[Element data from apps and pages]
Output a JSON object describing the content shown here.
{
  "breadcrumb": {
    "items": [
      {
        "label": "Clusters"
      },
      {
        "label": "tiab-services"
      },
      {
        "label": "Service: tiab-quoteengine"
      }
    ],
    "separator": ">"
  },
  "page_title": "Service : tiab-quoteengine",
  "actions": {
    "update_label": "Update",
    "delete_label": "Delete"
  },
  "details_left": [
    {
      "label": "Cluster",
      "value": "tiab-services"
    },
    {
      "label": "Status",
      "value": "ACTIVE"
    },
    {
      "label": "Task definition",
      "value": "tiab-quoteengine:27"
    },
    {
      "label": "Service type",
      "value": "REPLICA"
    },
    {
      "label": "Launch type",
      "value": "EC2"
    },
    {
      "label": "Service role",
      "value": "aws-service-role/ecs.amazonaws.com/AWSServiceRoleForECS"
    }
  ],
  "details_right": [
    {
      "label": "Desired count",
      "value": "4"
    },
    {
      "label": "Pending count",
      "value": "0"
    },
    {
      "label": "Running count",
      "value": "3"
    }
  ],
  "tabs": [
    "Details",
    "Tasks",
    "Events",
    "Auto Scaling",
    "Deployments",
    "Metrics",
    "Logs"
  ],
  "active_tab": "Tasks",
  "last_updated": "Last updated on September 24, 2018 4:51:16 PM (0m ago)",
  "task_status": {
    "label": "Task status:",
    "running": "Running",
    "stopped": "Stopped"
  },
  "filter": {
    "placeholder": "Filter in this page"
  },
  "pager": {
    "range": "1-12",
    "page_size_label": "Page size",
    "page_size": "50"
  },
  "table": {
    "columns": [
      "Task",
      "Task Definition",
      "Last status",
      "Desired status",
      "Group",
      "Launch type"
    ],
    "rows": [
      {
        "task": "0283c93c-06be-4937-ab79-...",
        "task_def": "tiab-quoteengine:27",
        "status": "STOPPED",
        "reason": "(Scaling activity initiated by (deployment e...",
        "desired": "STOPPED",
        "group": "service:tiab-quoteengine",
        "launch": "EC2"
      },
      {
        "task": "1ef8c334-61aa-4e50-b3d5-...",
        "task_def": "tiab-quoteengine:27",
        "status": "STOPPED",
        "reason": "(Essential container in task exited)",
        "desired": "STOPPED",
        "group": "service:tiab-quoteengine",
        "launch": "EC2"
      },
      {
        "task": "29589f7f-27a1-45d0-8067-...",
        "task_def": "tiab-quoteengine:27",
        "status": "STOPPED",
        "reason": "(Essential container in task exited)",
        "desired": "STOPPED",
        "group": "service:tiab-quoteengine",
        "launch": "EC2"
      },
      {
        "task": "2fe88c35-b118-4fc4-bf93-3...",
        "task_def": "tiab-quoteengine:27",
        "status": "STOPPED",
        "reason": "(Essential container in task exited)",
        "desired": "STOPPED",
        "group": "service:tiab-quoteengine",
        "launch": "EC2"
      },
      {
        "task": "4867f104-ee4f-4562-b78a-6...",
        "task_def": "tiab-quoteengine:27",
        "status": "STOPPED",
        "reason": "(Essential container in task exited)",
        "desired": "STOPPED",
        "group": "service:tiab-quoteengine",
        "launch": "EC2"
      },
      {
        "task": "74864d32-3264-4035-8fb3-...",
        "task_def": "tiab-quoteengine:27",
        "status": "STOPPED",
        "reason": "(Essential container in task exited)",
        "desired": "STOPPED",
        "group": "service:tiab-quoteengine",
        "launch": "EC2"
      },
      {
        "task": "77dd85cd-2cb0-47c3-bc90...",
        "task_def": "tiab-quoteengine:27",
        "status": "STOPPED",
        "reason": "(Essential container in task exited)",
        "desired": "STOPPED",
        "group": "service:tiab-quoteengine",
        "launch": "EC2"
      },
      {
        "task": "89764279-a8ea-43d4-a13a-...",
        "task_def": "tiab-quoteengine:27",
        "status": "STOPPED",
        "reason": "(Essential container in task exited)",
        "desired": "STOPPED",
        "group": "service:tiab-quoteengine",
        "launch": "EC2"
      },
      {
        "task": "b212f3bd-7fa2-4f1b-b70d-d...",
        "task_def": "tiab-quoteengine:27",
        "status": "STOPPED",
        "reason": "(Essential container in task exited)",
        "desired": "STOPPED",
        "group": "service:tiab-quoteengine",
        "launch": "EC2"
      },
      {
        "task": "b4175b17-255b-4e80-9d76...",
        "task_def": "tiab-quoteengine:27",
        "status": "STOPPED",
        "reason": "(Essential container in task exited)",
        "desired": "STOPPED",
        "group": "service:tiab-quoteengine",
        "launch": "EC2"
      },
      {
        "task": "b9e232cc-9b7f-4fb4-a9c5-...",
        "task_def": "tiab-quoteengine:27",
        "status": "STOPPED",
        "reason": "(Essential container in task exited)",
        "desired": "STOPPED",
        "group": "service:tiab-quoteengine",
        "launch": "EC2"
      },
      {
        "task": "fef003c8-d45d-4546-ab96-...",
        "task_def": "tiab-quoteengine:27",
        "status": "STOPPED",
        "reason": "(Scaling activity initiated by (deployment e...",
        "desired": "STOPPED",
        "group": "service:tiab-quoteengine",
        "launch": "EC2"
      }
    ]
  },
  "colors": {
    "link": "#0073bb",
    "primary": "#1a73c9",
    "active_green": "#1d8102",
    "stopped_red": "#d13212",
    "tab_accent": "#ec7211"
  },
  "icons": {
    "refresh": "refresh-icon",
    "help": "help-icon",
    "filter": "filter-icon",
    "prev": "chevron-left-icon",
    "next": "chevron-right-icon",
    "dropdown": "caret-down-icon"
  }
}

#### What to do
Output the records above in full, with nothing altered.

#### Exercise response
Output a JSON object describing the content shown here.
{
  "breadcrumb": {
    "items": [
      {
        "label": "Clusters"
      },
      {
        "label": "tiab-services"
      },
      {
        "label": "Service: tiab-quoteengine"
      }
    ],
    "separator": ">"
  },
  "page_title": "Service : tiab-quoteengine",
  "actions": {
    "update_label": "Update",
    "delete_label": "Delete"
  },
  "details_left": [
    {
      "label": "Cluster",
      "value": "tiab-services"
    },
    {
      "label": "Status",
      "value": "ACTIVE"
    },
    {
      "label": "Task definition",
      "value": "tiab-quoteengine:27"
    },
    {
      "label": "Service type",
      "value": "REPLICA"
    },
    {
      "label": "Launch type",
      "value": "EC2"
    },
    {
      "label": "Service role",
      "value": "aws-service-role/ecs.amazonaws.com/AWSServiceRoleForECS"
    }
  ],
  "details_right": [
    {
      "label": "Desired count",
      "value": "4"
    },
    {
      "label": "Pending count",
      "value": "0"
    },
    {
      "label": "Running count",
      "value": "3"
    }
  ],
  "tabs": [
    "Details",
    "Tasks",
    "Events",
    "Auto Scaling",
    "Deployments",
    "Metrics",
    "Logs"
  ],
  "active_tab": "Tasks",
  "last_updated": "Last updated on September 24, 2018 4:51:16 PM (0m ago)",
  "task_status": {
    "label": "Task status:",
    "running": "Running",
    "stopped": "Stopped"
  },
  "filter": {
    "placeholder": "Filter in this page"
  },
  "pager": {
    "range": "1-12",
    "page_size_label": "Page size",
    "page_size": "50"
  },
  "table": {
    "columns": [
      "Task",
      "Task Definition",
      "Last status",
      "Desired status",
      "Group",
      "Launch type"
    ],
    "rows": [
      {
        "task": "0283c93c-06be-4937-ab79-...",
        "task_def": "tiab-quoteengine:27",
        "status": "STOPPED",
        "reason": "(Scaling activity initiated by (deployment e...",
        "desired": "STOPPED",
        "group": "service:tiab-quoteengine",
        "launch": "EC2"
      },
      {
        "task": "1ef8c334-61aa-4e50-b3d5-...",
        "task_def": "tiab-quoteengine:27",
        "status": "STOPPED",
        "reason": "(Essential container in task exited)",
        "desired": "STOPPED",
        "group": "service:tiab-quoteengine",
        "launch": "EC2"
      },
      {
        "task": "29589f7f-27a1-45d0-8067-...",
        "task_def": "tiab-quoteengine:27",
        "status": "STOPPED",
        "reason": "(Essential container in task exited)",
        "desired": "STOPPED",
        "group": "service:tiab-quoteengine",
        "launch": "EC2"
      },
      {
        "task": "2fe88c35-b118-4fc4-bf93-3...",
        "task_def": "tiab-quoteengine:27",
        "status": "STOPPED",
        "reason": "(Essential container in task exited)",
        "desired": "STOPPED",
        "group": "service:tiab-quoteengine",
        "launch": "EC2"
      },
      {
        "task": "4867f104-ee4f-4562-b78a-6...",
        "task_def": "tiab-quoteengine:27",
        "status": "STOPPED",
        "reason": "(Essential container in task exited)",
        "desired": "STOPPED",
        "group": "service:tiab-quoteengine",
        "launch": "EC2"
      },
      {
        "task": "74864d32-3264-4035-8fb3-...",
        "task_def": "tiab-quoteengine:27",
        "status": "STOPPED",
        "reason": "(Essential container in task exited)",
        "desired": "STOPPED",
        "group": "service:tiab-quoteengine",
        "launch": "EC2"
      },
      {
        "task": "77dd85cd-2cb0-47c3-bc90...",
        "task_def": "tiab-quoteengine:27",
        "status": "STOPPED",
        "reason": "(Essential container in task exited)",
        "desired": "STOPPED",
        "group": "service:tiab-quoteengine",
        "launch": "EC2"
      },
      {
        "task": "89764279-a8ea-43d4-a13a-...",
        "task_def": "tiab-quoteengine:27",
        "status": "STOPPED",
        "reason": "(Essential container in task exited)",
        "desired": "STOPPED",
        "group": "service:tiab-quoteengine",
        "launch": "EC2"
      },
      {
        "task": "b212f3bd-7fa2-4f1b-b70d-d...",
        "task_def": "tiab-quoteengine:27",
        "status": "STOPPED",
        "reason": "(Essential container in task exited)",
        "desired": "STOPPED",
        "group": "service:tiab-quoteengine",
        "launch": "EC2"
      },
      {
        "task": "b4175b17-255b-4e80-9d76...",
        "task_def": "tiab-quoteengine:27",
        "status": "STOPPED",
        "reason": "(Essential container in task exited)",
        "desired": "STOPPED",
        "group": "service:tiab-quoteengine",
        "launch": "EC2"
      },
      {
        "task": "b9e232cc-9b7f-4fb4-a9c5-...",
        "task_def": "tiab-quoteengine:27",
        "status": "STOPPED",
        "reason": "(Essential container in task exited)",
        "desired": "STOPPED",
        "group": "service:tiab-quoteengine",
        "launch": "EC2"
      },
      {
        "task": "fef003c8-d45d-4546-ab96-...",
        "task_def": "tiab-quoteengine:27",
        "status": "STOPPED",
        "reason": "(Scaling activity initiated by (deployment e...",
        "desired": "STOPPED",
        "group": "service:tiab-quoteengine",
        "launch": "EC2"
      }
    ]
  },
  "colors": {
    "link": "#0073bb",
    "primary": "#1a73c9",
    "active_green": "#1d8102",
    "stopped_red": "#d13212",
    "tab_accent": "#ec7211"
  },
  "icons": {
    "refresh": "refresh-icon",
    "help": "help-icon",
    "filter": "filter-icon",
    "prev": "chevron-left-icon",
    "next": "chevron-right-icon",
    "dropdown": "caret-down-icon"
  }
}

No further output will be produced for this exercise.